How far are we from an integrated LiDAR eco-system?
NSSN’s Data Research Theme Leader, Dr Zhitao Xiong, shares his thoughts on the future of LIDAR. The need for LiDAR (Light Detection and Ranging) sensors in the autonomous vehicle industry or related Advanced Driver Assistance Systems (ADAS) cannot be overstated, because of its capability in establishing 3D representation of objects in real-time. It can help the autonomous vehicles as well as ADAS to detect surrounding objects for their positions and dimensions more accurately than other sensors such as cameras and radars.
Grown up from its early form LMS (Laser Measurement Systems), LiDAR has experienced a dramatic growth in recent years in the automobile industry, although it has been used in surveying for many years. I still remember the old days when autonomous vehicles were still called Autonomous Land Vehicles (ALV) and when I was cautious in fixing a SICK LMS 200 sensor onto it – the sensor was so expensive that the team agreed damaging any part of it would lead to the end of our master study. If my memory serves, this was back in the year 2007.
How about now? A current LiDAR model could cost you only $600 or if you are rich enough, you could get a $75,000- one.

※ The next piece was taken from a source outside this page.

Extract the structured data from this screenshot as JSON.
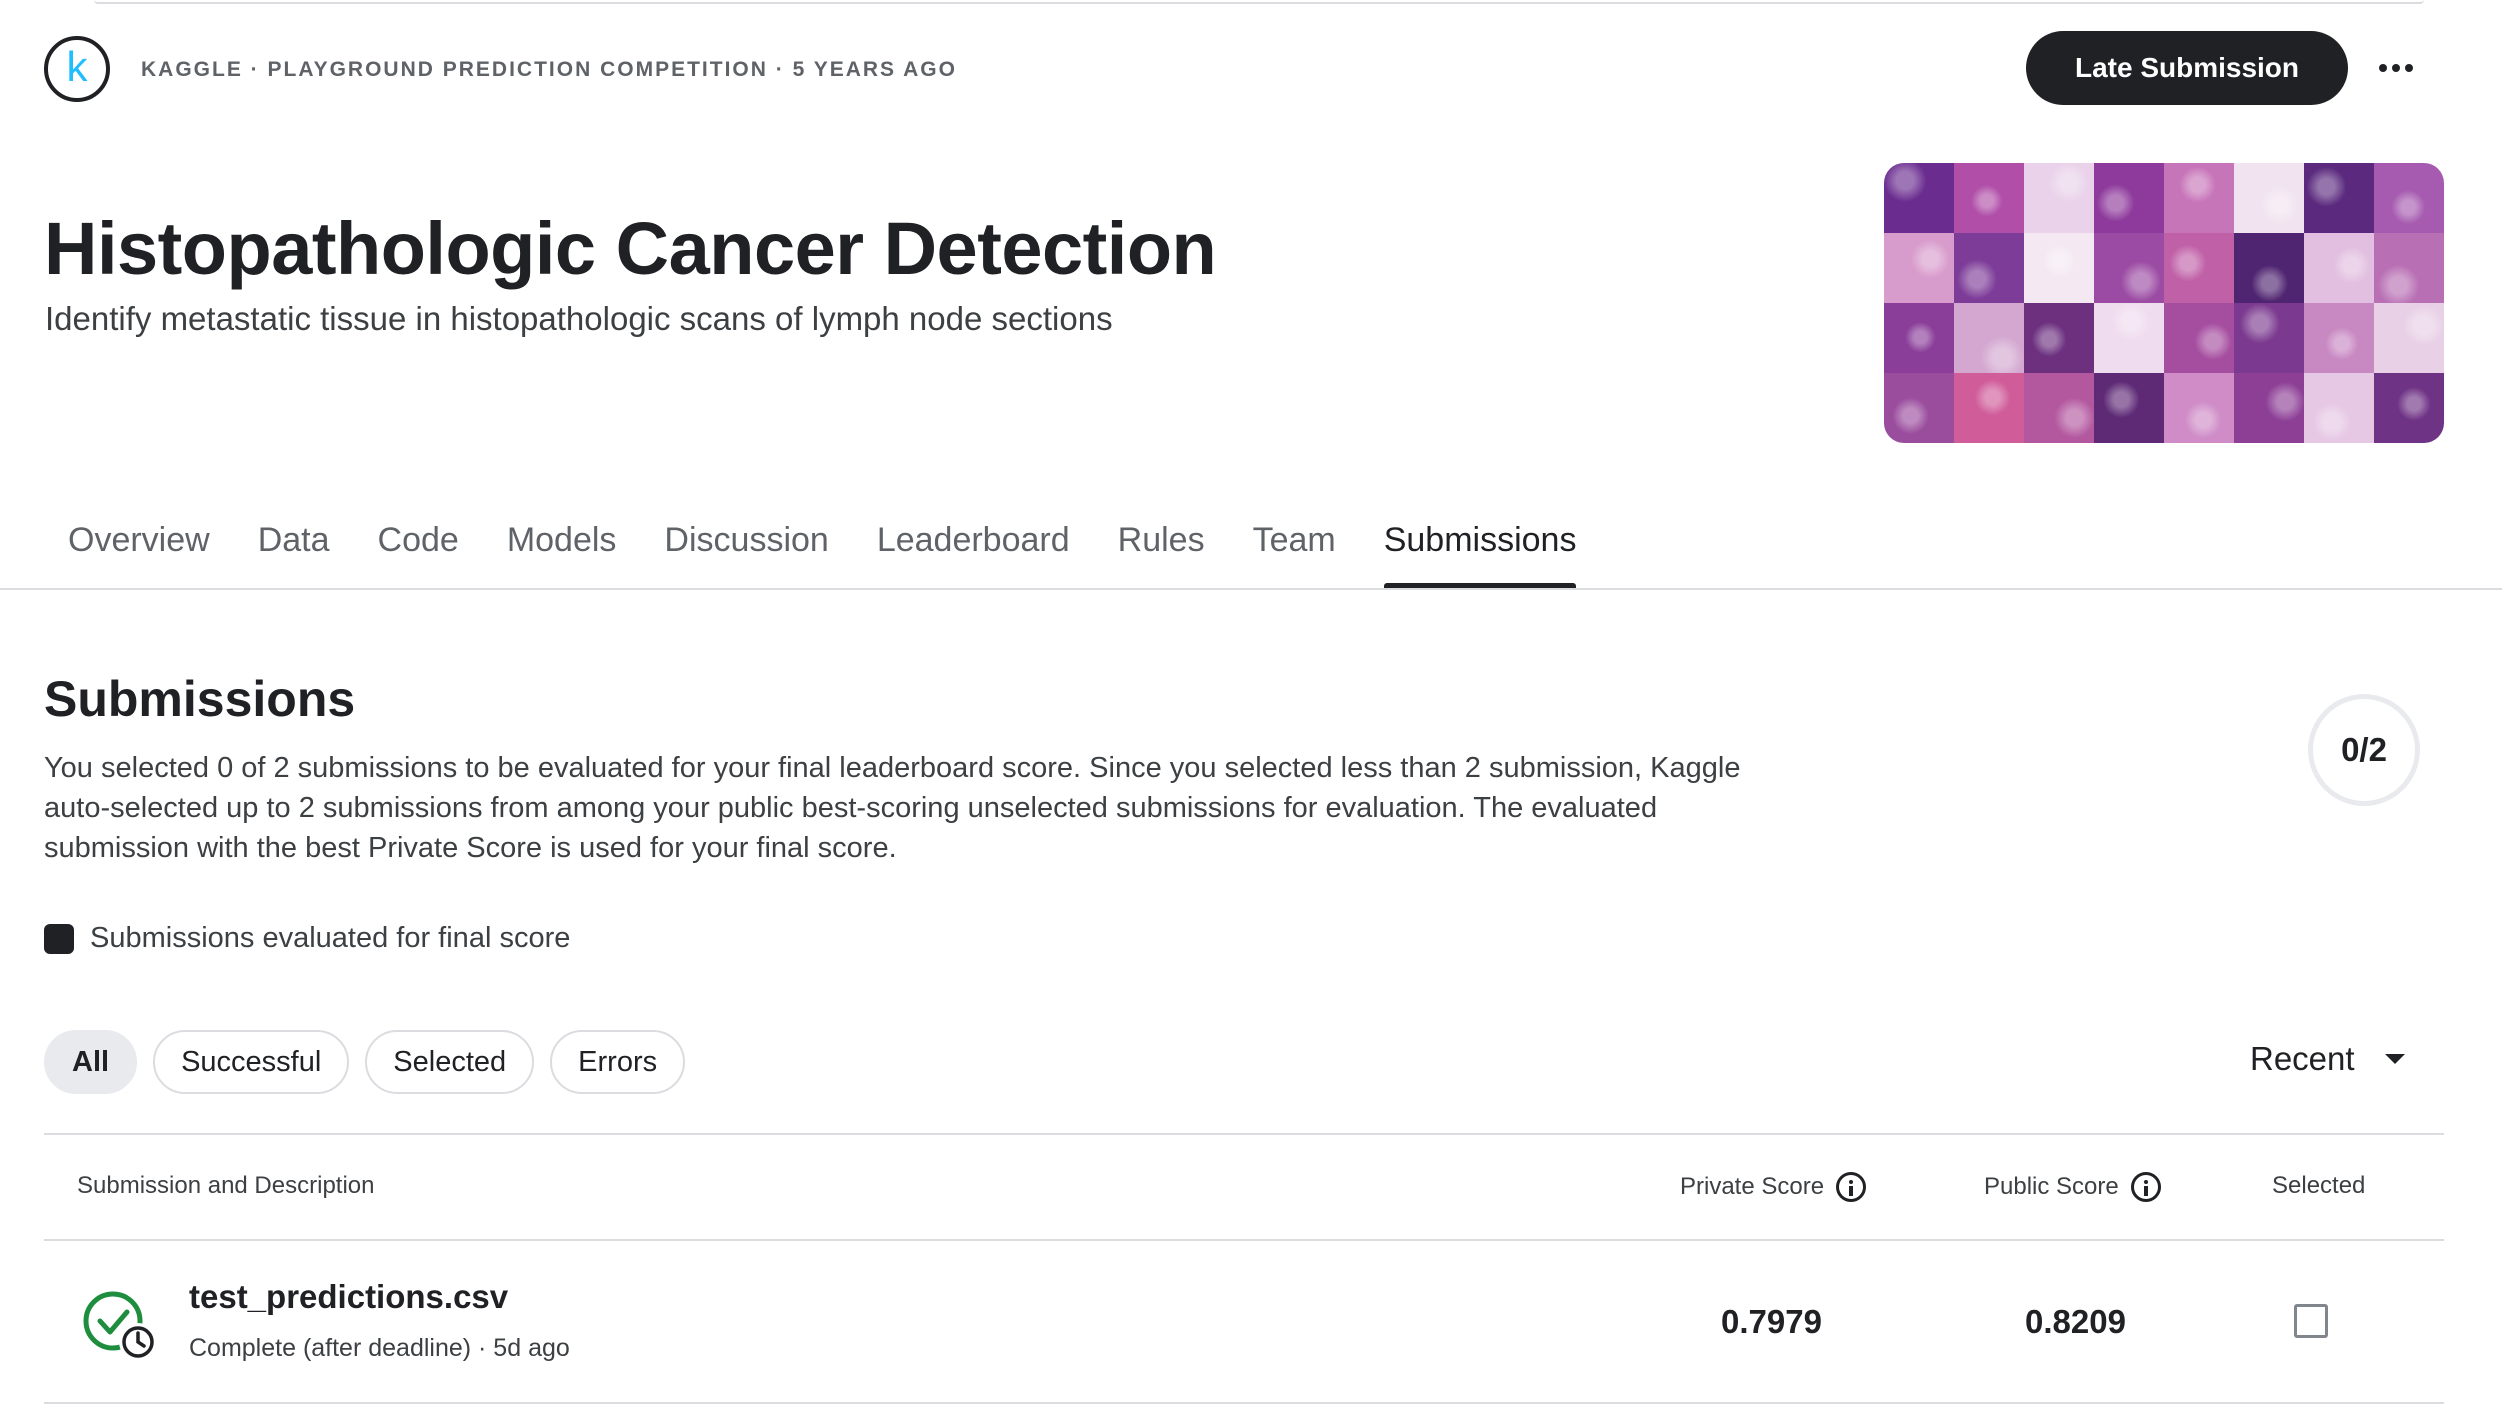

Of course, to build a 3D representation of the surrounding environment, one LiDAR sensor is not enough as it only covers a certain scanning angle, e.g., 145⸰ , not 360⸰
So, LiDAR is affordable and not particularly out of reach for us at all, isn’t it? The good news is, car manufacturers such as Toyota and Subaru are starting to include cameras as part of their ADAS for the mass consumer market. Cameras are here, how far is its friend LiDAR? Well, not that far, but not close either. It will be a longer journey than we thought, as it will come all the way through a hardware, software and business adventure, the end, is a LiDAR eco-system that could eventually support the mass market as shown below.
The market is there and you can turn this into your own dollar farm. We have already seen a start-up community in the LiDAR sector grow in recent years - investors observed such farming opportunity in supporting autonomous vehicles and ADAS mass deployment, which resulted in at least 64 LiDAR-related start-ups in the USA, 31 in Europe, 6 in China and 6 in Australia. In NSW in particular, we have seen the emergence of Baraja and Ocular Robotics.
Then how to build your own eco-system to survive this fierce competition? A competition of dominating a market of your own as well as securing external growth funding? This is how NSSN could help using our “NSSN’s guide to the LiDAR Adventure”. As the catalyst for smart sensing technologies with seven member universities across New South Wales, NSSN is working hard to integrate and cultivate the smart sensing eco-system by connecting industry, academia and agencies. We are passionate in working with clients on technical solutions as well as novel business models, drawing upon the research expertise of some of the brightest minds in the state. Then what is NSSN’s guide to the LiDAR Adventure?
If we start with the technology part sitting on the left, we could be busy in identifying acronyms and specifications: beam-steering, distance measurement method, wavelength, scanning angle, range, etc. However, no matter how point cloud is collected, the following three things would matter to the end users most:
1. Performance: this could indicate the range of the LiDAR, scanning angle of LiDAR, power consumption and safety. Remember, LiDAR is still a laser-based system, it is possible for a LiDAR system to damage a camera for instance; Commented [NH1]: This paragraph needs to be simplified Commented [ZX2R1]: I deleted one sentence.
2. Dimension: this could indicate how LiDAR sensors are going to be installed in the vehicles without distracting the attentions of car users or pedestrians and integrate perfectly with the overall safety design of the vehicle;
3. Price: this would indicate the acceptance of the LiDAR in the market. This should be a balance among performance, dimensions (fit for specific design purpose of a vehicle) and the profit that your company would like to gain.
But, the output of the technology will be ultimately used in driving decision making algorithms, such as to locate the autonomous vehicle of interest in a junction or to avoid a pedestrian who just cut in. What matters in this case is how the algorithms, either in the LiDAR itself or in a separate computing device, could utilise the point cloud 3D reconstruction from the LiDAR data to make proper driving decisions such as braking, accelerating or turning. The evaluation of the performance would be certainly based on that. Eventually, your business model would be built around some unique value propositions enabled by technology and the corresponding solutions. You can then strategically grow your own market advantage with a combination of sustainable user group, partners and investors. If you would like to know more how the NSSN can assist your business in the development of LiDAR or smart sensors, contact us for a coffee chat. We would be glad to assist you further in preparing for the coming sensing era.